SOURCE MATERIAL:
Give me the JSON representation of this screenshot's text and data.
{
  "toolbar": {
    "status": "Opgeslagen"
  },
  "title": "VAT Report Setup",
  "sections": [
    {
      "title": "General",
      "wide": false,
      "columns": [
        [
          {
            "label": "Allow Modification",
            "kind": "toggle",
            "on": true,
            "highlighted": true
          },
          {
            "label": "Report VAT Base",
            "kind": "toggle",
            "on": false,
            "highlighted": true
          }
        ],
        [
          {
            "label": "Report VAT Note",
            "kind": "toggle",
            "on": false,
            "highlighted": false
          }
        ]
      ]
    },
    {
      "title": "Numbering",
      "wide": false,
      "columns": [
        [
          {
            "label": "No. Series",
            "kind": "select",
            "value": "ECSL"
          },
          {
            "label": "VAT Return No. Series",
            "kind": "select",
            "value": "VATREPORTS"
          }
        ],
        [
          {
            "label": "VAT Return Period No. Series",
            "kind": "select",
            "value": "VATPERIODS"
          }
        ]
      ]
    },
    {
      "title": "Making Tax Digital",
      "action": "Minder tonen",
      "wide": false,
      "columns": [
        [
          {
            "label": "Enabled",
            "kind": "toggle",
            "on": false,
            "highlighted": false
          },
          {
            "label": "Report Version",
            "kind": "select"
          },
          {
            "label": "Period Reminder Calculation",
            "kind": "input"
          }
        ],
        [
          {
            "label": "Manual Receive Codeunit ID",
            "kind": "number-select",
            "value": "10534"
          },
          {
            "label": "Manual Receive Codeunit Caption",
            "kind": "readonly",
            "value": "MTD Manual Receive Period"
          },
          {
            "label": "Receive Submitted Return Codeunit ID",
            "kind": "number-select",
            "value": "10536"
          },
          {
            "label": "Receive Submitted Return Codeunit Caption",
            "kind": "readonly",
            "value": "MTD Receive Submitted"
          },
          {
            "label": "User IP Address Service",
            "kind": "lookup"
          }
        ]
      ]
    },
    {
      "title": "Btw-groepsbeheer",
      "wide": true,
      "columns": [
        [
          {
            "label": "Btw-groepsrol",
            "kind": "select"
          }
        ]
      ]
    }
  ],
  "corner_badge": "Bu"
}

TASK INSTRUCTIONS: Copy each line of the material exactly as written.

EXERCISE SOLUTION:
Give me the JSON representation of this screenshot's text and data.
{
  "toolbar": {
    "status": "Opgeslagen"
  },
  "title": "VAT Report Setup",
  "sections": [
    {
      "title": "General",
      "wide": false,
      "columns": [
        [
          {
            "label": "Allow Modification",
            "kind": "toggle",
            "on": true,
            "highlighted": true
          },
          {
            "label": "Report VAT Base",
            "kind": "toggle",
            "on": false,
            "highlighted": true
          }
        ],
        [
          {
            "label": "Report VAT Note",
            "kind": "toggle",
            "on": false,
            "highlighted": false
          }
        ]
      ]
    },
    {
      "title": "Numbering",
      "wide": false,
      "columns": [
        [
          {
            "label": "No. Series",
            "kind": "select",
            "value": "ECSL"
          },
          {
            "label": "VAT Return No. Series",
            "kind": "select",
            "value": "VATREPORTS"
          }
        ],
        [
          {
            "label": "VAT Return Period No. Series",
            "kind": "select",
            "value": "VATPERIODS"
          }
        ]
      ]
    },
    {
      "title": "Making Tax Digital",
      "action": "Minder tonen",
      "wide": false,
      "columns": [
        [
          {
            "label": "Enabled",
            "kind": "toggle",
            "on": false,
            "highlighted": false
          },
          {
            "label": "Report Version",
            "kind": "select"
          },
          {
            "label": "Period Reminder Calculation",
            "kind": "input"
          }
        ],
        [
          {
            "label": "Manual Receive Codeunit ID",
            "kind": "number-select",
            "value": "10534"
          },
          {
            "label": "Manual Receive Codeunit Caption",
            "kind": "readonly",
            "value": "MTD Manual Receive Period"
          },
          {
            "label": "Receive Submitted Return Codeunit ID",
            "kind": "number-select",
            "value": "10536"
          },
          {
            "label": "Receive Submitted Return Codeunit Caption",
            "kind": "readonly",
            "value": "MTD Receive Submitted"
          },
          {
            "label": "User IP Address Service",
            "kind": "lookup"
          }
        ]
      ]
    },
    {
      "title": "Btw-groepsbeheer",
      "wide": true,
      "columns": [
        [
          {
            "label": "Btw-groepsrol",
            "kind": "select"
          }
        ]
      ]
    }
  ],
  "corner_badge": "Bu"
}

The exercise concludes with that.